Listed records:
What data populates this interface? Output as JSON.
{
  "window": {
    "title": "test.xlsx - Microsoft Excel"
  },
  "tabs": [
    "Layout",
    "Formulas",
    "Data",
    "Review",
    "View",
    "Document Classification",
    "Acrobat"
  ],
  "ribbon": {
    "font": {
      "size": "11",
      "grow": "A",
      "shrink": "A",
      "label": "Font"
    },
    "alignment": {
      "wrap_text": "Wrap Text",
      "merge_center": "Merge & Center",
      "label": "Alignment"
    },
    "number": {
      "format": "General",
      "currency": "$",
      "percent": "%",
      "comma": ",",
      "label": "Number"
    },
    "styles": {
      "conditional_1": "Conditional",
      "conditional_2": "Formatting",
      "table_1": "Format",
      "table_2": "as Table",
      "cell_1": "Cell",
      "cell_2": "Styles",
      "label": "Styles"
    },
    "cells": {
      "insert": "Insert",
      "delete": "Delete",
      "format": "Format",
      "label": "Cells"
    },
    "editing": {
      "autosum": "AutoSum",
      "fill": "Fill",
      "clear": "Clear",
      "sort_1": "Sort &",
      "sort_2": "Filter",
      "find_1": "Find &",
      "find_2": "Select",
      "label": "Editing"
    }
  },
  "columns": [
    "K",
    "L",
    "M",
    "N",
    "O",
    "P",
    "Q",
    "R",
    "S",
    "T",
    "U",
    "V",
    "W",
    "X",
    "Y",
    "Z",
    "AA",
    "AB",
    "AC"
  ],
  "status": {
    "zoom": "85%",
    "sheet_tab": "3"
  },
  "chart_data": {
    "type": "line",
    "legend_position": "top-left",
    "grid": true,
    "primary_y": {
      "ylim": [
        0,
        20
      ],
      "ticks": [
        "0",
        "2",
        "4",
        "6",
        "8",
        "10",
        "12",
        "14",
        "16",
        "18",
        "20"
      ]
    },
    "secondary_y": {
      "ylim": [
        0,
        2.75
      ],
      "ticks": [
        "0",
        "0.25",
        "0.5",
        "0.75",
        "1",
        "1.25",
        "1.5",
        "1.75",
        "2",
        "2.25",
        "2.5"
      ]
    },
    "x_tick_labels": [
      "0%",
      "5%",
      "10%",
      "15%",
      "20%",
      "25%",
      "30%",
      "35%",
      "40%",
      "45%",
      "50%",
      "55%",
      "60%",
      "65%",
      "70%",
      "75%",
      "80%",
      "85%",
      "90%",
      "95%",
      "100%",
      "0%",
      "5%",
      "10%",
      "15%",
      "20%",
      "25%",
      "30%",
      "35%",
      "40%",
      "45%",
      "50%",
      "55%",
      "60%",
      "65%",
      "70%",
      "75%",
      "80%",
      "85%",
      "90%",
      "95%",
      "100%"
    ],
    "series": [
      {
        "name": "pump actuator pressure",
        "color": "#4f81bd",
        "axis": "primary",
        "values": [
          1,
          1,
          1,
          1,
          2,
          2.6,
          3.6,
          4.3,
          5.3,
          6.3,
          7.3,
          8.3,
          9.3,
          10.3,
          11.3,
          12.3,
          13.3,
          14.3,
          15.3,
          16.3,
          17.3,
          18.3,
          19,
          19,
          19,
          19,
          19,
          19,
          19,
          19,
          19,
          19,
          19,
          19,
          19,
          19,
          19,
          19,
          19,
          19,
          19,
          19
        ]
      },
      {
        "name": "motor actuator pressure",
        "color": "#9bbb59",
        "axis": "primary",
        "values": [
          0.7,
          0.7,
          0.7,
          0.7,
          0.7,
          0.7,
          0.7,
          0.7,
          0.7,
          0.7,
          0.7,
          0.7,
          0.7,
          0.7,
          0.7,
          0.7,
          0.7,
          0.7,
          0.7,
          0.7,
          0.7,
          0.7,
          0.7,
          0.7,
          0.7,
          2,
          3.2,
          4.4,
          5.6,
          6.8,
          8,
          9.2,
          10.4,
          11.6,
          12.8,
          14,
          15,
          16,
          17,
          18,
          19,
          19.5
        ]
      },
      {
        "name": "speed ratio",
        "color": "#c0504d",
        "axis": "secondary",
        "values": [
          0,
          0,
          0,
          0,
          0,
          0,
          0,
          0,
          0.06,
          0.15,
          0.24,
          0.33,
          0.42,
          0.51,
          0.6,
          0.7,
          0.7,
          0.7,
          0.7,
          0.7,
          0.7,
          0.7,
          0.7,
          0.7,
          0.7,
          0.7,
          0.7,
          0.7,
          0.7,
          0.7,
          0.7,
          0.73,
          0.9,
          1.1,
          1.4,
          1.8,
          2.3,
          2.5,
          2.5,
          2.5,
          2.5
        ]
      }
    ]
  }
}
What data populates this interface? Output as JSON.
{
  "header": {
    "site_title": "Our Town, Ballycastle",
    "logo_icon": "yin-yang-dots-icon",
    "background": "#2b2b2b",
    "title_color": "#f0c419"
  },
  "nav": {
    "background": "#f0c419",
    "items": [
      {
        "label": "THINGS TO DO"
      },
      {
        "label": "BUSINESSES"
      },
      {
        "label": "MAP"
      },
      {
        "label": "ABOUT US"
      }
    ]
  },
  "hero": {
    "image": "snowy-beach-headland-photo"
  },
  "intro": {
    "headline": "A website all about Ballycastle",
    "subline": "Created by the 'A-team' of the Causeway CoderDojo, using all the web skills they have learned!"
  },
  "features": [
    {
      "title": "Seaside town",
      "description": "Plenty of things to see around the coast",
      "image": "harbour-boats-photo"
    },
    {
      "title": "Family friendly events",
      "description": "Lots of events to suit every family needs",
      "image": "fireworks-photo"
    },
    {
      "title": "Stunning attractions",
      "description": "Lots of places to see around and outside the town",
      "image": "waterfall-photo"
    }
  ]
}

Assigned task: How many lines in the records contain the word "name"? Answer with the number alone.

Written answer: 3